EF It started with an art fair about a year ago in which three pieces were damaged. Those pieces were packaged with bubble wrap and when we unwrapped them the frames were broken, the pictures were scratched, and somehow the scotch tape was on the plexiglass of the photographs. We had to re-do it and take it through insurance with a five hundred dollar deductible – it was a nightmare! We thought there was probably a better alternative to wrap the pieces, a way that would cover and protect the pieces, while being reusable at the same time like a computer bag. We came up with the idea to have pieces wrapped up in an aluminum bag according to size, making it very easy to pack them up after the fair.

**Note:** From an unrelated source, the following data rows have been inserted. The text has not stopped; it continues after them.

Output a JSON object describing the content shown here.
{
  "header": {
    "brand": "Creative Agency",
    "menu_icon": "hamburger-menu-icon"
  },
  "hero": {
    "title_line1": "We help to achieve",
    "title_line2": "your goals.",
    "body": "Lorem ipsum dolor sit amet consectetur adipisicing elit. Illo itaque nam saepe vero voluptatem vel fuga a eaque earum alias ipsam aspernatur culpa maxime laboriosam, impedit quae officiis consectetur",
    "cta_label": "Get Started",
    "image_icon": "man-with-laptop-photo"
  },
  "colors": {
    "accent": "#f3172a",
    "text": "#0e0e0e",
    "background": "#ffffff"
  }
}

MN Emmanuel and I were doing a lot of art fairs all over the country with a few assistants. We would have anywhere between twenty to thirty pieces of work at one time and it would take us close to seven hours to pack and unpack them. It was an absolute nightmare – I’m Asian so we love efficiency. I would literally try to talk my way out of packing time. I don’t remember the specific art fair but I remember asking, “How could we make this easier on ourselves?” We went online and searched for a company that made bags but found nothing; I couldn’t believe it! We didn’t want a box, bubble wrap or tape; we just wanted something that was safe, easy, fun, and super chic. During the fair that all of our pieces were damaged we decided that was the end because we couldn’t continue like that.
Where did the idea of the packaging itself come from?
MN The design of the actual bag came from a very small bag made of metallic aluminum that I had seen before, we were really inspired by the VIP bags that Art Basel gives out as little gifts. We wanted to design something that was really eye catching, yet super functional, so we sourced-out building material and that’s where the idea started.
Was it made with the same material?
MN No It was not the same material, theirs was a laminated version that is almost as flat as paper. We just used it as inspiration.
EF Aluminum is everywhere. We make 40-ounce aluminum boxes made of aluminum dura-flex. We thought that it was something people would want to use almost like the Mac computer, that’s aluminum.
MN We wanted to keep everything congruent with our theme: clean, modern, and fun. For us, the aesthetic of a clean design is something that, as a young couple, we love and are really drawn to.
EF Less is more. We want something clean that people can use but with a protected inside so there is no need for bubble wrap. The inside is like a wall, while the outside is still protected. You have the best of both worlds.
MN It was very important for us to use recyclable material. Along with the aluminum and the industrial building material inside, there is recycled foam, as well as a layer of 100% acid-free brush cotton. The design for our first model is beautiful yet so simple. It really has been an amazing ride with the evolution that our bags have taken. That’s what we’re about: always evolving.
EF We can custom-make any size. What’s important is that there isn’t any waste. People don’t think about where the bubble wrap goes when it’s removed – the garbage. If you go to the beach you see pieces of bubble wrap and plastic everywhere. With one product already made for you, we don’t waste, and people want to keep these bags.
How long does it take to make them?
EF The bags are made in California. It was a little bit hectic in the beginning because we were so behind with orders since we weren’t expecting people to buy so many bags at once. Now people can make an order and have it delivered within a few days.
MN The structure of the bag appears very simple, but they are actually hard to make. It took eight months to get one sample done. The functionality and efficiency needed in a factory calls for four people per bag. Some of the bags are so huge they had to redesign tables and new machines to hand feed it.